Southern New South Wales farmers’ and communities’ preparedness and response to drought will be transformed with the opening of a Drought Resilience Adoption and Innovation Hub for their region.
Minister for Agriculture, Drought and Emergency Management David Littleproud said the Southern New South Wales Hub is one of eight across the country to be established that will support development and uptake of innovative technologies and practices that improve drought resilience.
The Hub lead, Charles Sturt University, will also oversee the co-design with farmers and communities of innovative projects to ensure they deliver what is needed in the region.
“Drought Resilience Adoption and Innovation Hubs have come about through the forward-thinking Future Drought Fund – a long term, sustained investment of $100 million each year to build drought preparedness,” Minister Littleproud said.
“The Southern New South Wales Hub will be a shopfront for farmers to access innovative technologies and practices that enable them to be more prepared and resilient to drought.
“The Hub will be a ‘hub and spoke’ model with resources, including staff and programs spread throughout Southern New South Wales to capitalise on the members skills, assets and networks to generate drought resilience outcomes in areas such as water management, food security, farming systems, agribusiness, community building, regional development and environment.”
Member for Riverina, Deputy Prime Minister Michael McCormack, said the Southern New South Wales Hub would be headquartered at Charles Sturt University AgriPark, Wagga Wagga campus.
“Drought can hit all enterprises in the region, with the powerhouse industries of livestock, wool, cropping, rice, cotton, perennial horticulture (including viticulture) all impacted,” Deputy Prime Minister McCormack said.
“The region is a significant contributor to our nation’s economy, with agriculture supporting thousands of jobs and many local communities.
“Farm production in the Riverina alone was worth $2.5 billion in 2018-19, accounting for 21 per cent of the total gross value of agricultural production for the State.”
The Southern New South Wales Hub, the result of a competitive grant process, will support farmers and communities from Broken Hill to Cobar, the Macquarie catchment to the Hawkesbury, and all the way to the Victorian and South Australian state borders.
The Hub will bring together organisations like Farming Systems Group Alliance, Local Land Services, New South Wales Department of Primary Industries, Rural Aid, local Universities and the First National Governance Circle to work with farmers and communities.
The Farming Systems Groups Alliance is represented by Farmlink and include Central West Farming Systems, FarmLink Research Ltd, Holbrook Landcare Network, Irrigated Cropping Council, Irrigation Research and Extension Committee, Riverine Plains and Southern Growers and over 3,500 farmer members.

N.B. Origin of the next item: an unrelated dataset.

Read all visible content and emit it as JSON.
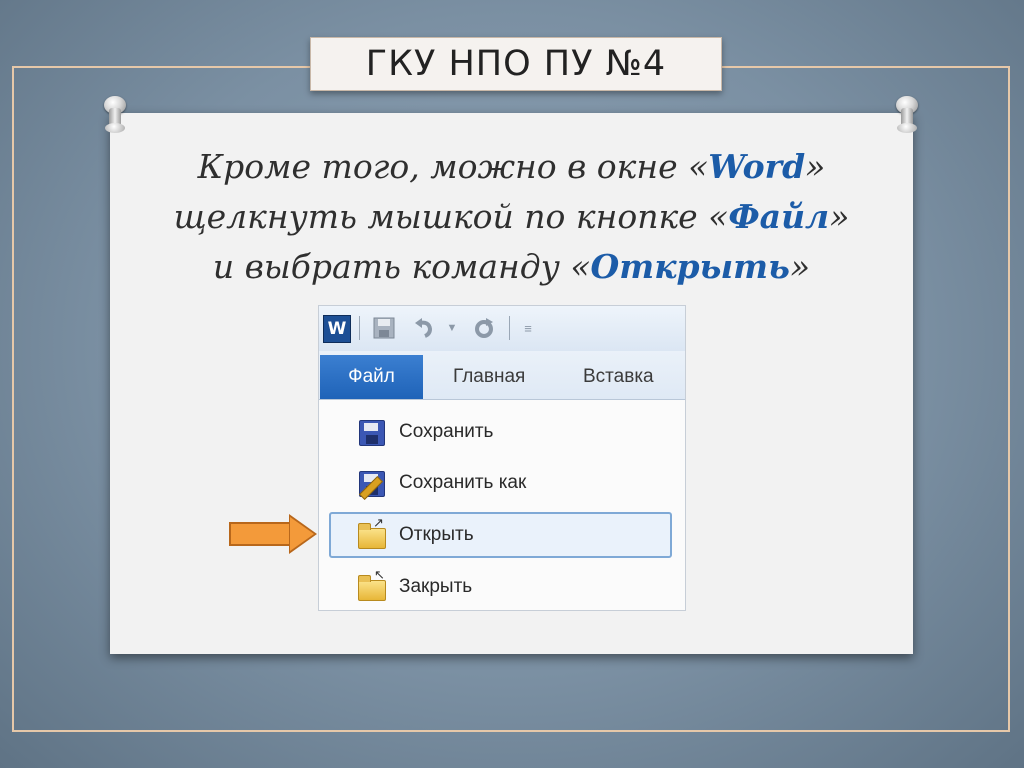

- This is one of eight Hubs to be established around the country through the Australian Government’s $5 billion Future Drought Fund.
- The Hubs are the centerpiece of the Australian Government’s $86 million Future Drought Fund Research and Adoption Program.
- They will become flagship precincts for agricultural innovation.
- The Department of Agriculture, Water and the Environment will lead the
- co-ordination of the Hubs, supporting them to become interconnected agricultural innovation precincts.